WHAT TO WORK ON – Only the lines with the string "Importância" are needed; return each of them from the entries below.
= = =
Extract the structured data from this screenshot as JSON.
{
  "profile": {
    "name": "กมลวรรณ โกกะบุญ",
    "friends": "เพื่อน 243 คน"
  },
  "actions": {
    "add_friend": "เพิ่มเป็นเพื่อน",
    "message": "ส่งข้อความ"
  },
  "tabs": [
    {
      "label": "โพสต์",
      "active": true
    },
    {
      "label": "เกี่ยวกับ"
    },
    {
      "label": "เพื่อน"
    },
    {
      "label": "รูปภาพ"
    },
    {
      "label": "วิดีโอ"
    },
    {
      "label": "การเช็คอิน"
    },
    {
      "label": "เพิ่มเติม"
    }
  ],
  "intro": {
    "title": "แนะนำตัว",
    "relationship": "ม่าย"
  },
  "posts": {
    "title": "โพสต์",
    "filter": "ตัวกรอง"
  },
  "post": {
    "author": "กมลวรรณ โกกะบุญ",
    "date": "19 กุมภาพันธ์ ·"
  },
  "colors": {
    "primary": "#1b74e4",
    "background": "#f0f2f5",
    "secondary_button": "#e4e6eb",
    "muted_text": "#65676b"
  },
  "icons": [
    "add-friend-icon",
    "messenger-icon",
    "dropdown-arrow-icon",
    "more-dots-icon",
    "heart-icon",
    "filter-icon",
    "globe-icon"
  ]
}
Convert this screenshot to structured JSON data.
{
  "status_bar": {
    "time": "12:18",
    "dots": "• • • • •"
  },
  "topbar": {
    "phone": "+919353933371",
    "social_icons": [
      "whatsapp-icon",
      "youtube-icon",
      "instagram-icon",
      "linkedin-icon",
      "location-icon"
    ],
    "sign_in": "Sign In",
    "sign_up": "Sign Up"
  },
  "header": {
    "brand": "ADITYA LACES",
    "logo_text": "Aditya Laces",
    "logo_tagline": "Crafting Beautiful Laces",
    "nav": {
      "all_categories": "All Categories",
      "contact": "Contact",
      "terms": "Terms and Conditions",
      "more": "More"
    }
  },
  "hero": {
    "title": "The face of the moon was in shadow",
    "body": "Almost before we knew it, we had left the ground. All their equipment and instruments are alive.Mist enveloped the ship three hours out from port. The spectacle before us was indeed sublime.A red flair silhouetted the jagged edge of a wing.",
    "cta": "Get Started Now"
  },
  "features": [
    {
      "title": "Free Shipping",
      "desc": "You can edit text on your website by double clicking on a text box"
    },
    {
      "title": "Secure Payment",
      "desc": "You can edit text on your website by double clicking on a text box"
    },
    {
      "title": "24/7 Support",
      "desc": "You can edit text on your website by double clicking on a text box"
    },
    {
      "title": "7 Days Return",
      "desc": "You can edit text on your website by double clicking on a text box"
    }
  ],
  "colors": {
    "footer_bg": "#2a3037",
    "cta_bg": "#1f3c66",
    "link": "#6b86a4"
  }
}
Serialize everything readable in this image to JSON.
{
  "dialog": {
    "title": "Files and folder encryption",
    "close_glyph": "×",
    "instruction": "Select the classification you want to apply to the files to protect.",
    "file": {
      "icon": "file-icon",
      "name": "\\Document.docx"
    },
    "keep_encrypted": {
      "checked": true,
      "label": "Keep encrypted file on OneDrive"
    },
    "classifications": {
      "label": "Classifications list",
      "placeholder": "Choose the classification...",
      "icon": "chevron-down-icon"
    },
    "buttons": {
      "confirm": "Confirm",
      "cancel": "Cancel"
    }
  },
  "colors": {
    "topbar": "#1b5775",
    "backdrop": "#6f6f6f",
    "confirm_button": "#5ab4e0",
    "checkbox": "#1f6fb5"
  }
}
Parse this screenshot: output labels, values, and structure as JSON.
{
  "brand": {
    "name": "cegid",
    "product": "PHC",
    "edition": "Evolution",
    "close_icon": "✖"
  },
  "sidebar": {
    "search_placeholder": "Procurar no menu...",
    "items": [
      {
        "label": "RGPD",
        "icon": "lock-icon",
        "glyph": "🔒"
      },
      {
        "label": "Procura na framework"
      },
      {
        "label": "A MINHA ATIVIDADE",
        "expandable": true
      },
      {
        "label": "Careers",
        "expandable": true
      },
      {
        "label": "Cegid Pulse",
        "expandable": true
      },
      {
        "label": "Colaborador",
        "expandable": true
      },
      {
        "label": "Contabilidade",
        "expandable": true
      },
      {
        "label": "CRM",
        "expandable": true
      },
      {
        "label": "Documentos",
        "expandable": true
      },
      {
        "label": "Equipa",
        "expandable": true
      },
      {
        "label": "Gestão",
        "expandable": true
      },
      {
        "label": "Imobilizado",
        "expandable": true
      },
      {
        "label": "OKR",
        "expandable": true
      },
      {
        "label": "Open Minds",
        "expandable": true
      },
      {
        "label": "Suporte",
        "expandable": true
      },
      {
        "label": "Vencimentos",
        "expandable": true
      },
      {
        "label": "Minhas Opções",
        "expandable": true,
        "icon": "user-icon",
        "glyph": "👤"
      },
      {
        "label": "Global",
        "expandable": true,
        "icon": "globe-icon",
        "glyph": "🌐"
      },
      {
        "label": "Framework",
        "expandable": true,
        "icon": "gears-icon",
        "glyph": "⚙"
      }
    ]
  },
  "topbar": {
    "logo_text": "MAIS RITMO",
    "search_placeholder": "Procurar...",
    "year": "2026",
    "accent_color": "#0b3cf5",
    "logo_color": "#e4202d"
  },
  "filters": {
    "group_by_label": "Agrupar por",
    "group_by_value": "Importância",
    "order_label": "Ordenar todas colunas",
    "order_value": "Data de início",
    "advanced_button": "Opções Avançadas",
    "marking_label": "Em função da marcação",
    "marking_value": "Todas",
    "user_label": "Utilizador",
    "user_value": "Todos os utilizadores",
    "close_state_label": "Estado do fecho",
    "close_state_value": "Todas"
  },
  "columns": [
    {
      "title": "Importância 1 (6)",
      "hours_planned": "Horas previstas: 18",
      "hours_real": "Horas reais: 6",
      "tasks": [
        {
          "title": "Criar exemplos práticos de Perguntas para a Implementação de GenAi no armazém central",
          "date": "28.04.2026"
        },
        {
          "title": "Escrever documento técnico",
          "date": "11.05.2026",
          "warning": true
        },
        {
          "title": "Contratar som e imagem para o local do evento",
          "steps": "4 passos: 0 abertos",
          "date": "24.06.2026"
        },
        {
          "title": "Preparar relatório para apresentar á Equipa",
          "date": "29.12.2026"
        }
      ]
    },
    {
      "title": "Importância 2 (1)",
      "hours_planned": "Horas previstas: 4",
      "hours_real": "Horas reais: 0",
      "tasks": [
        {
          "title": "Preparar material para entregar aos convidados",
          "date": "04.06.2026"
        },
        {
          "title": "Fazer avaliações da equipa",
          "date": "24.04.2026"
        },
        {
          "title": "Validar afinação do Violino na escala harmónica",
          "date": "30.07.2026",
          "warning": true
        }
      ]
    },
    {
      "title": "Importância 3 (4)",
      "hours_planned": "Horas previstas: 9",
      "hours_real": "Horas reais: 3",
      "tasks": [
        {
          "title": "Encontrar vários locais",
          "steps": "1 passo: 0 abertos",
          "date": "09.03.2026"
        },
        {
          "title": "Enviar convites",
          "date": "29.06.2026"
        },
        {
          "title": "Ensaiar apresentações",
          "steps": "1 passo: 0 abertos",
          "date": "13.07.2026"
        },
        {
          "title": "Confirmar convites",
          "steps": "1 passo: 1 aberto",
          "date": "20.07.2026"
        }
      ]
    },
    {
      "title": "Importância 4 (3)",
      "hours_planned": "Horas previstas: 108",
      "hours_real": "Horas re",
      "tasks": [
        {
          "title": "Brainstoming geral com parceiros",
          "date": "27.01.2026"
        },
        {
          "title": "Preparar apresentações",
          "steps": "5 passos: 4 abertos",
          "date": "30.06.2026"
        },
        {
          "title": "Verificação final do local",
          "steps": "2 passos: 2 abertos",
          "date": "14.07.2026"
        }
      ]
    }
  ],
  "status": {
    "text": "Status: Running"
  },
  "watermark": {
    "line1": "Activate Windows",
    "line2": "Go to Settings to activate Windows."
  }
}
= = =
TASK RESPONSE –
    "group_by_value": "Importância",
      "title": "Importância 1 (6)",
      "title": "Importância 2 (1)",
      "title": "Importância 3 (4)",
      "title": "Importância 4 (3)",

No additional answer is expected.